XRP/USD drops to 0.5170 during the early Tuesday’s trading. The crypto major dropped below 200-bar SMA the previous day before bouncing off 0.4980. The latest moves have been confined between 0.5100 and 0.5300 while bearish MACD suggests further weakness.
As a result, short-term XRP/USD sellers can eye support line of a descending trend channel formation established since November 26, at 0.4308 now, during the further downside. Though, the 0.5000 threshold may offer immediate support.
Dash was trading as high as $120 on December 21 before a massive sell-off down to $101.97. The digital asset is now trying to hold a critical support level to see a rebound as most on-chain metrics are still positive.
On the 4-hour chart, Dash price slipped towards the 50-SMA at $104 but managed to hold this critical support level for now. It seems that the digital asset is ready for a rebound as long as the bulls continue defending this level.
Cardano attempted to crack the 2020-high of $0.182 on December 17, but bulls came off short and only managed to push ADA to $0.176 before a violent sell-off in the next four days. It seems that bears are pushing Cardano price towards $0.14.

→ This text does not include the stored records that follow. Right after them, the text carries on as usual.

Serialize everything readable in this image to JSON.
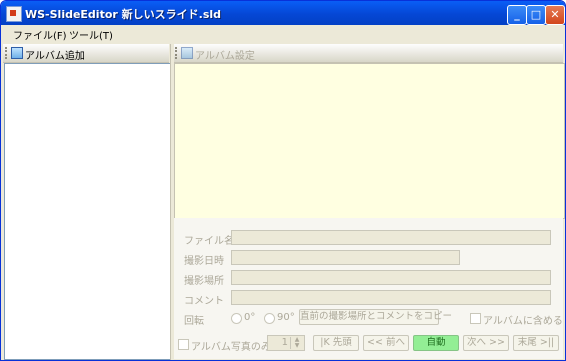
{
  "window": {
    "title": "WS-SlideEditor  新しいスライド.sld"
  },
  "menu": [
    "ファイル(F)",
    "ツール(T)"
  ],
  "toolbar_left": {
    "label": "アルバム追加"
  },
  "toolbar_right": {
    "label": "アルバム設定"
  },
  "props": {
    "filename_label": "ファイル名",
    "date_label": "撮影日時",
    "place_label": "撮影場所",
    "comment_label": "コメント",
    "rotate_label": "回転",
    "rotate_0": "0°",
    "rotate_90": "90°",
    "copy_button": "直前の撮影場所とコメントをコピー",
    "include_album": "アルバムに含める"
  },
  "nav": {
    "photos_only": "アルバム写真のみ",
    "page_value": "1",
    "first": "|K 先頭",
    "prev": "<< 前へ",
    "auto": "自動",
    "next": "次へ >>",
    "last": "末尾 >||"
  },
  "colors": {
    "title_bar": "#0a5ef6",
    "preview_bg": "#ffffe1",
    "auto_button": "#93ee95"
  }
}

ADA has formed a symmetrical triangle pattern on the 12-hour chart and it’s trading at $0.152 at the time of writing. Bulls have lost the 50-SMA support level and it seems that the next bearish price target is the lower trendline of the pattern at $0.14.
Author: FX Street